Stored data:
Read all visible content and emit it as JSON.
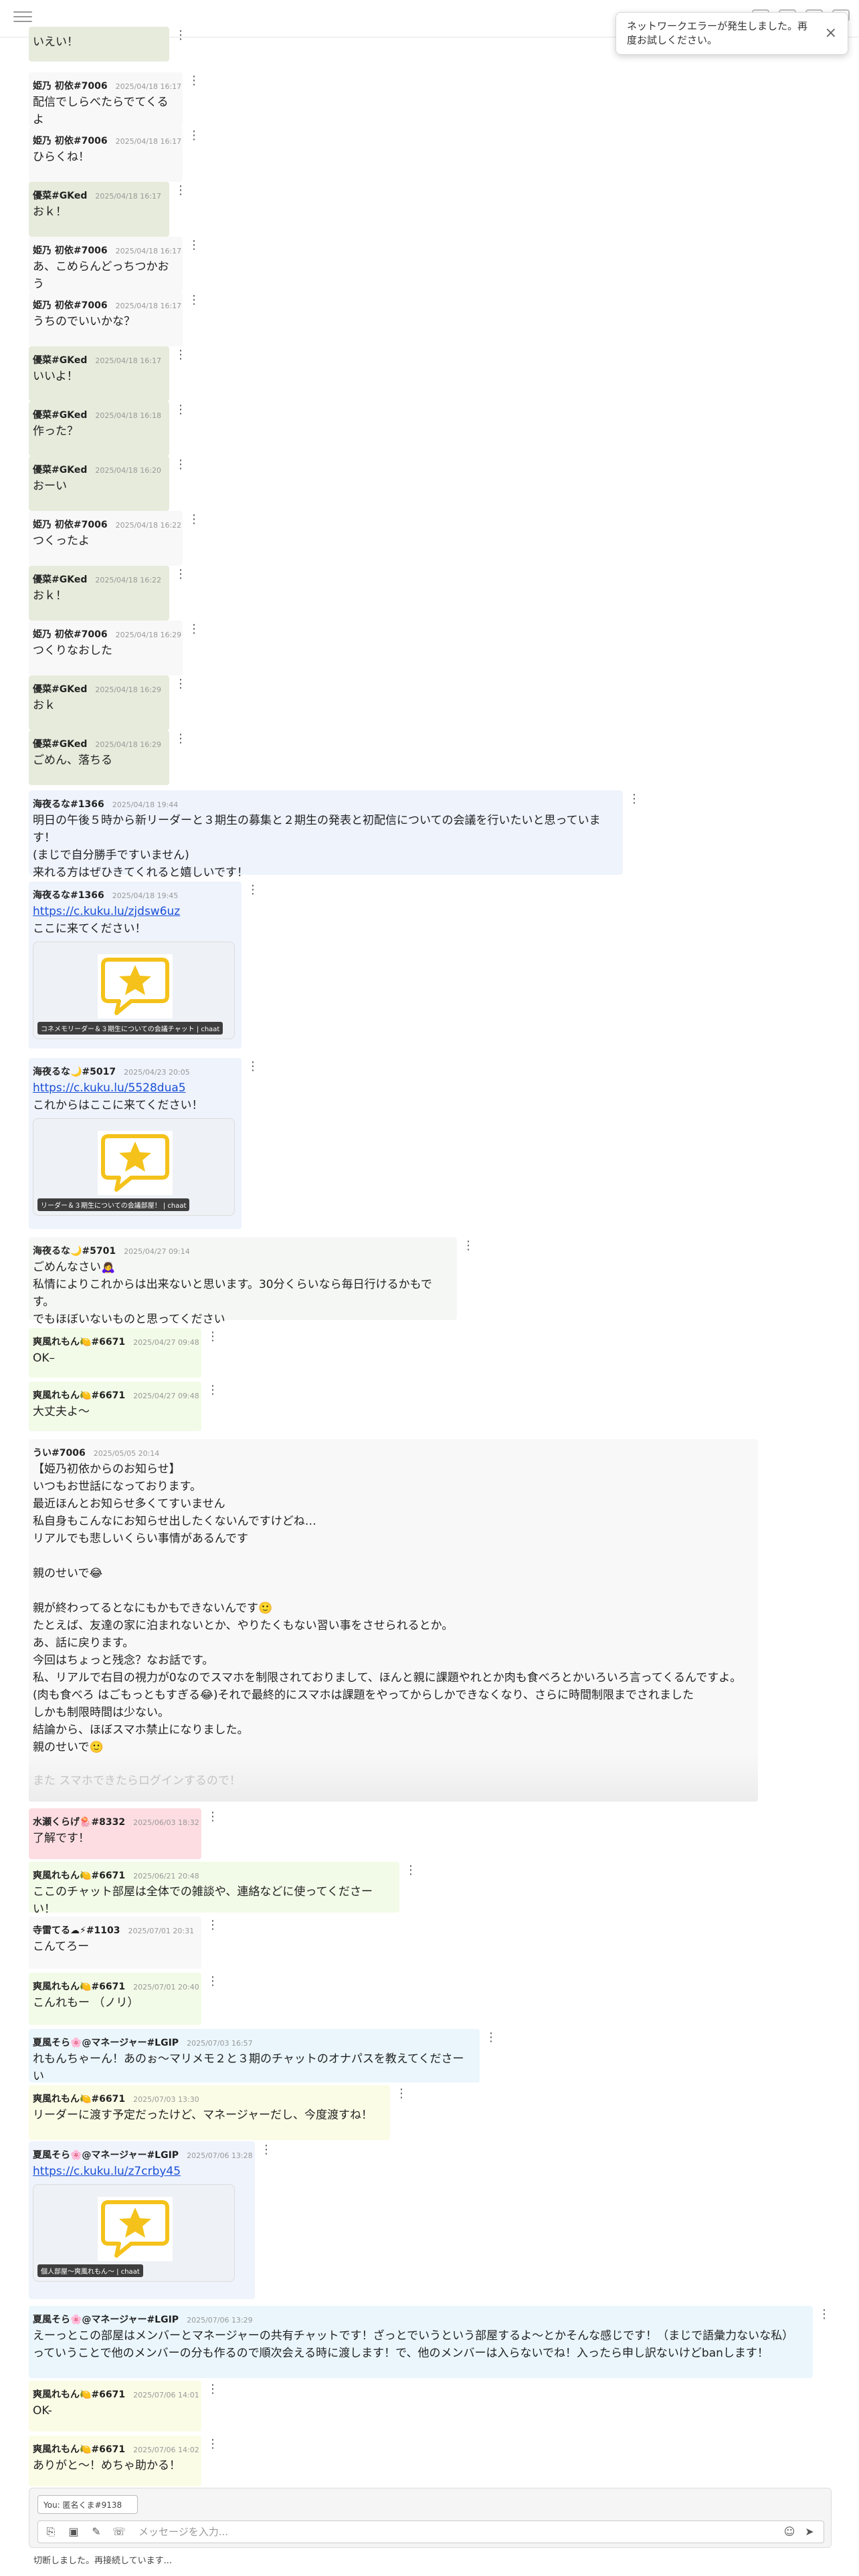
{
  "toast": {
    "text": "ネットワークエラーが発生しました。再度お試しください。",
    "close": "×"
  },
  "messages": [
    {
      "author": "",
      "time": "",
      "text": "いえい！"
    },
    {
      "author": "姫乃 初依#7006",
      "time": "2025/04/18 16:17",
      "text": "配信でしらべたらでてくるよ"
    },
    {
      "author": "姫乃 初依#7006",
      "time": "2025/04/18 16:17",
      "text": "ひらくね！"
    },
    {
      "author": "優菜#GKed",
      "time": "2025/04/18 16:17",
      "text": "おｋ！"
    },
    {
      "author": "姫乃 初依#7006",
      "time": "2025/04/18 16:17",
      "text": "あ、こめらんどっちつかおう"
    },
    {
      "author": "姫乃 初依#7006",
      "time": "2025/04/18 16:17",
      "text": "うちのでいいかな？"
    },
    {
      "author": "優菜#GKed",
      "time": "2025/04/18 16:17",
      "text": "いいよ！"
    },
    {
      "author": "優菜#GKed",
      "time": "2025/04/18 16:18",
      "text": "作った？"
    },
    {
      "author": "優菜#GKed",
      "time": "2025/04/18 16:20",
      "text": "おーい"
    },
    {
      "author": "姫乃 初依#7006",
      "time": "2025/04/18 16:22",
      "text": "つくったよ"
    },
    {
      "author": "優菜#GKed",
      "time": "2025/04/18 16:22",
      "text": "おｋ！"
    },
    {
      "author": "姫乃 初依#7006",
      "time": "2025/04/18 16:29",
      "text": "つくりなおした"
    },
    {
      "author": "優菜#GKed",
      "time": "2025/04/18 16:29",
      "text": "おｋ"
    },
    {
      "author": "優菜#GKed",
      "time": "2025/04/18 16:29",
      "text": "ごめん、落ちる"
    },
    {
      "author": "海夜るな#1366",
      "time": "2025/04/18 19:44",
      "text": "明日の午後５時から新リーダーと３期生の募集と２期生の発表と初配信についての会議を行いたいと思っています！\n(まじで自分勝手ですいません)\n来れる方はぜひきてくれると嬉しいです！"
    },
    {
      "author": "海夜るな#1366",
      "time": "2025/04/18 19:45",
      "link": "https://c.kuku.lu/zjdsw6uz",
      "text": "ここに来てください！",
      "preview": "コネメモリーダー＆３期生についての会議チャット | chaat"
    },
    {
      "author": "海夜るな🌙#5017",
      "time": "2025/04/23 20:05",
      "link": "https://c.kuku.lu/5528dua5",
      "text": "これからはここに来てください！",
      "preview": "リーダー＆３期生についての会議部屋！ | chaat"
    },
    {
      "author": "海夜るな🌙#5701",
      "time": "2025/04/27 09:14",
      "text": "ごめんなさい🙇‍♀\n私情によりこれからは出来ないと思います。30分くらいなら毎日行けるかもです。\nでもほぼいないものと思ってください"
    },
    {
      "author": "爽風れもん🍋#6671",
      "time": "2025/04/27 09:48",
      "text": "OK–"
    },
    {
      "author": "爽風れもん🍋#6671",
      "time": "2025/04/27 09:48",
      "text": "大丈夫よ～"
    },
    {
      "author": "うい#7006",
      "time": "2025/05/05 20:14",
      "text": "【姫乃初依からのお知らせ】\nいつもお世話になっております。\n最近ほんとお知らせ多くてすいません\n私自身もこんなにお知らせ出したくないんですけどね…\nリアルでも悲しいくらい事情があるんです\n\n親のせいで😂\n\n親が終わってるとなにもかもできないんです🙂\nたとえば、友達の家に泊まれないとか、やりたくもない習い事をさせられるとか。\nあ、話に戻ります。\n今回はちょっと残念？なお話です。\n私、リアルで右目の視力が0なのでスマホを制限されておりまして、ほんと親に課題やれとか肉も食べろとかいろいろ言ってくるんですよ。\n(肉も食べろ はごもっともすぎる😂)それで最終的にスマホは課題をやってからしかできなくなり、さらに時間制限までされました\nしかも制限時間は少ない。\n結論から、ほぼスマホ禁止になりました。\n親のせいで🙂",
      "fade": "また スマホできたらログインするので！"
    },
    {
      "author": "水瀬くらげ🪼#8332",
      "time": "2025/06/03 18:32",
      "text": "了解です！"
    },
    {
      "author": "爽風れもん🍋#6671",
      "time": "2025/06/21 20:48",
      "text": "ここのチャット部屋は全体での雑談や、連絡などに使ってくださーい！"
    },
    {
      "author": "寺雷てる☁⚡#1103",
      "time": "2025/07/01 20:31",
      "text": "こんてろー"
    },
    {
      "author": "爽風れもん🍋#6671",
      "time": "2025/07/01 20:40",
      "text": "こんれもー （ノリ）"
    },
    {
      "author": "夏風そら🌸@マネージャー#LGIP",
      "time": "2025/07/03 16:57",
      "text": "れもんちゃーん！あのぉ〜マリメモ２と３期のチャットのオナパスを教えてくださーい"
    },
    {
      "author": "爽風れもん🍋#6671",
      "time": "2025/07/03 13:30",
      "text": "リーダーに渡す予定だったけど、マネージャーだし、今度渡すね！"
    },
    {
      "author": "夏風そら🌸@マネージャー#LGIP",
      "time": "2025/07/06 13:28",
      "link": "https://c.kuku.lu/z7crby45",
      "text": "",
      "preview": "個人部屋〜爽風れもん〜 | chaat"
    },
    {
      "author": "夏風そら🌸@マネージャー#LGIP",
      "time": "2025/07/06 13:29",
      "text": "えーっとこの部屋はメンバーとマネージャーの共有チャットです！ざっとでいうという部屋するよ〜とかそんな感じです！（まじで語彙力ないな私）っていうことで他のメンバーの分も作るので順次会える時に渡します！で、他のメンバーは入らないでね！入ったら申し訳ないけどbanします！"
    },
    {
      "author": "爽風れもん🍋#6671",
      "time": "2025/07/06 14:01",
      "text": "OK-"
    },
    {
      "author": "爽風れもん🍋#6671",
      "time": "2025/07/06 14:02",
      "text": "ありがと～！めちゃ助かる！"
    }
  ],
  "composer": {
    "name_value": "You: 匿名くま#9138",
    "placeholder": "メッセージを入力...",
    "tools": [
      "attach-icon",
      "image-icon",
      "pen-icon",
      "call-icon"
    ],
    "emoji": "☺",
    "send": "➤"
  },
  "status": "切断しました。再接続しています..."
}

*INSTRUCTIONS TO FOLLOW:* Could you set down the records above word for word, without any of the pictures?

*RESULT OF THIS TASK:*
Read all visible content and emit it as JSON.
{
  "toast": {
    "text": "ネットワークエラーが発生しました。再度お試しください。",
    "close": "×"
  },
  "messages": [
    {
      "author": "",
      "time": "",
      "text": "いえい！"
    },
    {
      "author": "姫乃 初依#7006",
      "time": "2025/04/18 16:17",
      "text": "配信でしらべたらでてくるよ"
    },
    {
      "author": "姫乃 初依#7006",
      "time": "2025/04/18 16:17",
      "text": "ひらくね！"
    },
    {
      "author": "優菜#GKed",
      "time": "2025/04/18 16:17",
      "text": "おｋ！"
    },
    {
      "author": "姫乃 初依#7006",
      "time": "2025/04/18 16:17",
      "text": "あ、こめらんどっちつかおう"
    },
    {
      "author": "姫乃 初依#7006",
      "time": "2025/04/18 16:17",
      "text": "うちのでいいかな？"
    },
    {
      "author": "優菜#GKed",
      "time": "2025/04/18 16:17",
      "text": "いいよ！"
    },
    {
      "author": "優菜#GKed",
      "time": "2025/04/18 16:18",
      "text": "作った？"
    },
    {
      "author": "優菜#GKed",
      "time": "2025/04/18 16:20",
      "text": "おーい"
    },
    {
      "author": "姫乃 初依#7006",
      "time": "2025/04/18 16:22",
      "text": "つくったよ"
    },
    {
      "author": "優菜#GKed",
      "time": "2025/04/18 16:22",
      "text": "おｋ！"
    },
    {
      "author": "姫乃 初依#7006",
      "time": "2025/04/18 16:29",
      "text": "つくりなおした"
    },
    {
      "author": "優菜#GKed",
      "time": "2025/04/18 16:29",
      "text": "おｋ"
    },
    {
      "author": "優菜#GKed",
      "time": "2025/04/18 16:29",
      "text": "ごめん、落ちる"
    },
    {
      "author": "海夜るな#1366",
      "time": "2025/04/18 19:44",
      "text": "明日の午後５時から新リーダーと３期生の募集と２期生の発表と初配信についての会議を行いたいと思っています！\n(まじで自分勝手ですいません)\n来れる方はぜひきてくれると嬉しいです！"
    },
    {
      "author": "海夜るな#1366",
      "time": "2025/04/18 19:45",
      "link": "https://c.kuku.lu/zjdsw6uz",
      "text": "ここに来てください！",
      "preview": "コネメモリーダー＆３期生についての会議チャット | chaat"
    },
    {
      "author": "海夜るな🌙#5017",
      "time": "2025/04/23 20:05",
      "link": "https://c.kuku.lu/5528dua5",
      "text": "これからはここに来てください！",
      "preview": "リーダー＆３期生についての会議部屋！ | chaat"
    },
    {
      "author": "海夜るな🌙#5701",
      "time": "2025/04/27 09:14",
      "text": "ごめんなさい🙇‍♀\n私情によりこれからは出来ないと思います。30分くらいなら毎日行けるかもです。\nでもほぼいないものと思ってください"
    },
    {
      "author": "爽風れもん🍋#6671",
      "time": "2025/04/27 09:48",
      "text": "OK–"
    },
    {
      "author": "爽風れもん🍋#6671",
      "time": "2025/04/27 09:48",
      "text": "大丈夫よ～"
    },
    {
      "author": "うい#7006",
      "time": "2025/05/05 20:14",
      "text": "【姫乃初依からのお知らせ】\nいつもお世話になっております。\n最近ほんとお知らせ多くてすいません\n私自身もこんなにお知らせ出したくないんですけどね…\nリアルでも悲しいくらい事情があるんです\n\n親のせいで😂\n\n親が終わってるとなにもかもできないんです🙂\nたとえば、友達の家に泊まれないとか、やりたくもない習い事をさせられるとか。\nあ、話に戻ります。\n今回はちょっと残念？なお話です。\n私、リアルで右目の視力が0なのでスマホを制限されておりまして、ほんと親に課題やれとか肉も食べろとかいろいろ言ってくるんですよ。\n(肉も食べろ はごもっともすぎる😂)それで最終的にスマホは課題をやってからしかできなくなり、さらに時間制限までされました\nしかも制限時間は少ない。\n結論から、ほぼスマホ禁止になりました。\n親のせいで🙂",
      "fade": "また スマホできたらログインするので！"
    },
    {
      "author": "水瀬くらげ🪼#8332",
      "time": "2025/06/03 18:32",
      "text": "了解です！"
    },
    {
      "author": "爽風れもん🍋#6671",
      "time": "2025/06/21 20:48",
      "text": "ここのチャット部屋は全体での雑談や、連絡などに使ってくださーい！"
    },
    {
      "author": "寺雷てる☁⚡#1103",
      "time": "2025/07/01 20:31",
      "text": "こんてろー"
    },
    {
      "author": "爽風れもん🍋#6671",
      "time": "2025/07/01 20:40",
      "text": "こんれもー （ノリ）"
    },
    {
      "author": "夏風そら🌸@マネージャー#LGIP",
      "time": "2025/07/03 16:57",
      "text": "れもんちゃーん！あのぉ〜マリメモ２と３期のチャットのオナパスを教えてくださーい"
    },
    {
      "author": "爽風れもん🍋#6671",
      "time": "2025/07/03 13:30",
      "text": "リーダーに渡す予定だったけど、マネージャーだし、今度渡すね！"
    },
    {
      "author": "夏風そら🌸@マネージャー#LGIP",
      "time": "2025/07/06 13:28",
      "link": "https://c.kuku.lu/z7crby45",
      "text": "",
      "preview": "個人部屋〜爽風れもん〜 | chaat"
    },
    {
      "author": "夏風そら🌸@マネージャー#LGIP",
      "time": "2025/07/06 13:29",
      "text": "えーっとこの部屋はメンバーとマネージャーの共有チャットです！ざっとでいうという部屋するよ〜とかそんな感じです！（まじで語彙力ないな私）っていうことで他のメンバーの分も作るので順次会える時に渡します！で、他のメンバーは入らないでね！入ったら申し訳ないけどbanします！"
    },
    {
      "author": "爽風れもん🍋#6671",
      "time": "2025/07/06 14:01",
      "text": "OK-"
    },
    {
      "author": "爽風れもん🍋#6671",
      "time": "2025/07/06 14:02",
      "text": "ありがと～！めちゃ助かる！"
    }
  ],
  "composer": {
    "name_value": "You: 匿名くま#9138",
    "placeholder": "メッセージを入力...",
    "tools": [
      "attach-icon",
      "image-icon",
      "pen-icon",
      "call-icon"
    ],
    "emoji": "☺",
    "send": "➤"
  },
  "status": "切断しました。再接続しています..."
}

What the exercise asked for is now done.